For more information about Street Swell, call 877-216-9091, email firstname.lastname@example.org or visit the business at 147 Airpark Drive, Unit 1-C, in Gypsum.
If it's antique, rare and western, Donna Fasi knows how to find it - and how to restore it.
Fasi operates Spring Creek Floral and the Purple Sage Cafe next to Manto's Pizza in Gypsum. The sign on her store says "Floral" but that doesn't tell Fasi's whole story. She's also an accountant, a honey farmer and the owner of The Beardance Ranch Fine Western Collectibles, specializing in saddle and leather restoration as well as finding hard-to-find items such as 100-year-old bits and spurs. Her floral shop is consequently something of a museum, with all kinds of artifacts tucked into every corner among the rest of the artwork she sells.
She's been restoring and collecting since the 1980s, and luxury home designers now seek her services.
"Somehow they found me and started coming to me for their projects around 2006," Fasi said. "Sometimes they have specific things they want me to find and other times I help them with the design."
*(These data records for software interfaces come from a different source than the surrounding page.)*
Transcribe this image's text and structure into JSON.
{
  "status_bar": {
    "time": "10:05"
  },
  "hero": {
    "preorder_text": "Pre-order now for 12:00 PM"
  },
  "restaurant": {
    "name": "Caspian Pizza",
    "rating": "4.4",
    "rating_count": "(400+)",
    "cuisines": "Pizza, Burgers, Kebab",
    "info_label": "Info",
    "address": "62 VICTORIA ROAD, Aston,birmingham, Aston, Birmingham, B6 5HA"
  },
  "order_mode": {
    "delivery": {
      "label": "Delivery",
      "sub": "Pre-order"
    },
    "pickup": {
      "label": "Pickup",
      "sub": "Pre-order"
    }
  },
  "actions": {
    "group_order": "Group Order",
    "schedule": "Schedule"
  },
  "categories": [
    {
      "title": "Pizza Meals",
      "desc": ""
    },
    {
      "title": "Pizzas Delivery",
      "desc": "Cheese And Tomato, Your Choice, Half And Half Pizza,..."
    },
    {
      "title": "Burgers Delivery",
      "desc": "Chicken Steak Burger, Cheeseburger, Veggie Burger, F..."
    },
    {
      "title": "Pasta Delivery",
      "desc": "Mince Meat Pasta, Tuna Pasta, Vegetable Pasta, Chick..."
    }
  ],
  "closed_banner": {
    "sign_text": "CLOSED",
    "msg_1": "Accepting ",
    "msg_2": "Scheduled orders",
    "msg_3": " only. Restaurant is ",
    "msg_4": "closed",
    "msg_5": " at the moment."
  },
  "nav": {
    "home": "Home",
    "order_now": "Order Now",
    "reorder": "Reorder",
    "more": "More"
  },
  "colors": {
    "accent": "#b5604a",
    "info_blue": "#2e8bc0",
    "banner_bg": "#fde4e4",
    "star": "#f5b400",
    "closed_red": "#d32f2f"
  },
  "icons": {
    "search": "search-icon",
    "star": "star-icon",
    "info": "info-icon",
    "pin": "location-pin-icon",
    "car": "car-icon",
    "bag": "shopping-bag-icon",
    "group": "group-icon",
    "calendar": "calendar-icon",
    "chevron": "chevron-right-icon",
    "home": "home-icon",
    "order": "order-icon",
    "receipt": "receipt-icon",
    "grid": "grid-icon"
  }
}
Fasi said she goes to a lot of auctions and employs a strict financial strategy. It's her curiosity that keeps her going and gives her the patience to restore brittle leather.
"Restoration reveals stories," she said.
She recently acquired a red saddle that was black.
"It was a 90-year-old woman's pony saddle she used when she was a girl," Fasi said. "It was completely rotted and dried, in very bad shape. The night we got it, my husband and I stayed up until 3 a.m. working on it, we were so excited."
It took four cleanings over a month and they discovered the saddle was actually red. Restoring leather properly relies on patience more than anything else.
"I don't ever put a chemical on leather, except maybe leather cleaner," Fasi said. "Sometimes leather is so brittle I have to soak it in water for days. When you can't bend it, leather cleaner would break it. Leather cleaner and preservatives should only be used on it when it's still wet."
Fasi estimates she's restored about 200 saddles. She started in her 20s, mostly with her own stuff because she didn't want to throw it away. Then friends started coming to her with items they wanted restored or things they think she might be interested in, including old paintings.
"I never know what's going to come in the door," she said.
One of Fasi's best discoveries came out of a box of spurs she bought in California.
"My husband teased me for buying a box of junk and then I had my best find in 30 years," she said, taking a single spur off the wall. "This was the only one. It's from the 1800s and is the kind of spur you would see in California Gold Rush photos."
Fasi dates spurs by their architecture and style.
"Around the 1920s, people started clipping the points off spurs or making them square-ended," she said. "That was probably about the time animal rights started becoming more of a concern. The older spurs just look brutal."
Other prizes of Fasi's include a 300-year-old bit from the Sonora desert and a jail lock from the 1890s. When she gets many of the metal items, they're rusted into obscurity. Lots of careful polishing reveals engraved names and tell-tale designs that give hints about their history.
"If I have my mind on something like TV while I'm polishing it's not so tedious," she said. "I use mineral oil and a little bit of No. 4 Steel Wool and very carefully start scrubbing."
Scrubbing too hard will remove silver or obscure special markings. Fasi uses her judgment on when a piece shouldn't be scrubbed any more.
As for herself, "People will send me a list of what they want to find and that's when I shine," she said.
The Beardance Ranch Fine Western Collectibles can be reached at (970) 524-7057 or by dropping by Spring Creek Floral at 106 Oak Ridge Drive in Gypsum.